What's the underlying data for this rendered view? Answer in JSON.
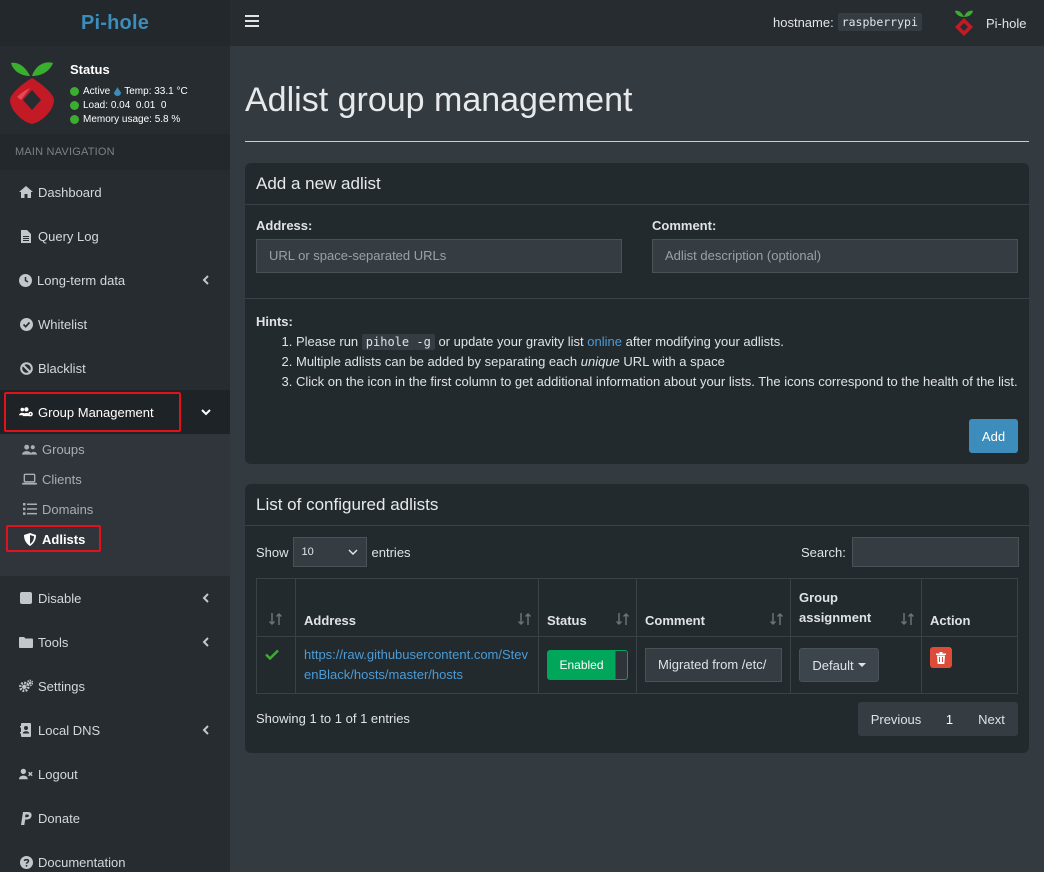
{
  "brand": {
    "name": "Pi-hole"
  },
  "topbar": {
    "hostname_label": "hostname:",
    "hostname_value": "raspberrypi",
    "user_label": "Pi-hole"
  },
  "status": {
    "title": "Status",
    "active": "Active",
    "temp": "Temp: 33.1 °C",
    "load_label": "Load:",
    "load_values": "0.04  0.01  0",
    "memory_label": "Memory usage:",
    "memory_value": "5.8 %"
  },
  "sidebar": {
    "header": "MAIN NAVIGATION",
    "items": [
      {
        "label": "Dashboard",
        "icon": "home-icon"
      },
      {
        "label": "Query Log",
        "icon": "file-icon"
      },
      {
        "label": "Long-term data",
        "icon": "clock-icon"
      },
      {
        "label": "Whitelist",
        "icon": "check-circle-icon"
      },
      {
        "label": "Blacklist",
        "icon": "ban-icon"
      },
      {
        "label": "Group Management",
        "icon": "users-cog-icon"
      },
      {
        "label": "Disable",
        "icon": "stop-icon"
      },
      {
        "label": "Tools",
        "icon": "folder-icon"
      },
      {
        "label": "Settings",
        "icon": "cogs-icon"
      },
      {
        "label": "Local DNS",
        "icon": "address-book-icon"
      },
      {
        "label": "Logout",
        "icon": "user-times-icon"
      },
      {
        "label": "Donate",
        "icon": "paypal-icon"
      },
      {
        "label": "Documentation",
        "icon": "question-circle-icon"
      }
    ],
    "submenu": [
      {
        "label": "Groups",
        "icon": "user-friends-icon"
      },
      {
        "label": "Clients",
        "icon": "laptop-icon"
      },
      {
        "label": "Domains",
        "icon": "list-icon"
      },
      {
        "label": "Adlists",
        "icon": "shield-icon"
      }
    ]
  },
  "page": {
    "title": "Adlist group management"
  },
  "add_box": {
    "title": "Add a new adlist",
    "address_label": "Address:",
    "address_placeholder": "URL or space-separated URLs",
    "comment_label": "Comment:",
    "comment_placeholder": "Adlist description (optional)",
    "hints_title": "Hints:",
    "hint1_pre": "Please run",
    "hint1_code": "pihole -g",
    "hint1_mid": "or update your gravity list",
    "hint1_link": "online",
    "hint1_post": "after modifying your adlists.",
    "hint2_pre": "Multiple adlists can be added by separating each",
    "hint2_em": "unique",
    "hint2_post": "URL with a space",
    "hint3": "Click on the icon in the first column to get additional information about your lists. The icons correspond to the health of the list.",
    "add_button": "Add"
  },
  "list_box": {
    "title": "List of configured adlists",
    "show_label": "Show",
    "entries_value": "10",
    "entries_label": "entries",
    "search_label": "Search:",
    "columns": [
      "Address",
      "Status",
      "Comment",
      "Group assignment",
      "Action"
    ],
    "rows": [
      {
        "address": "https://raw.githubusercontent.com/StevenBlack/hosts/master/hosts",
        "status": "Enabled",
        "comment": "Migrated from /etc/",
        "group": "Default"
      }
    ],
    "showing": "Showing 1 to 1 of 1 entries",
    "pager": {
      "previous": "Previous",
      "page": "1",
      "next": "Next"
    }
  },
  "colors": {
    "accent": "#3c8dbc",
    "success": "#00a65a",
    "danger": "#dd4b39",
    "highlight": "#e2121b"
  }
}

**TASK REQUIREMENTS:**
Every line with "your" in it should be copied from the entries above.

**THE COMPLETED TASK:**
    "hint1_mid": "or update your gravity list",
    "hint1_post": "after modifying your adlists.",
    "hint3": "Click on the icon in the first column to get additional information about your lists. The icons correspond to the health of the list.",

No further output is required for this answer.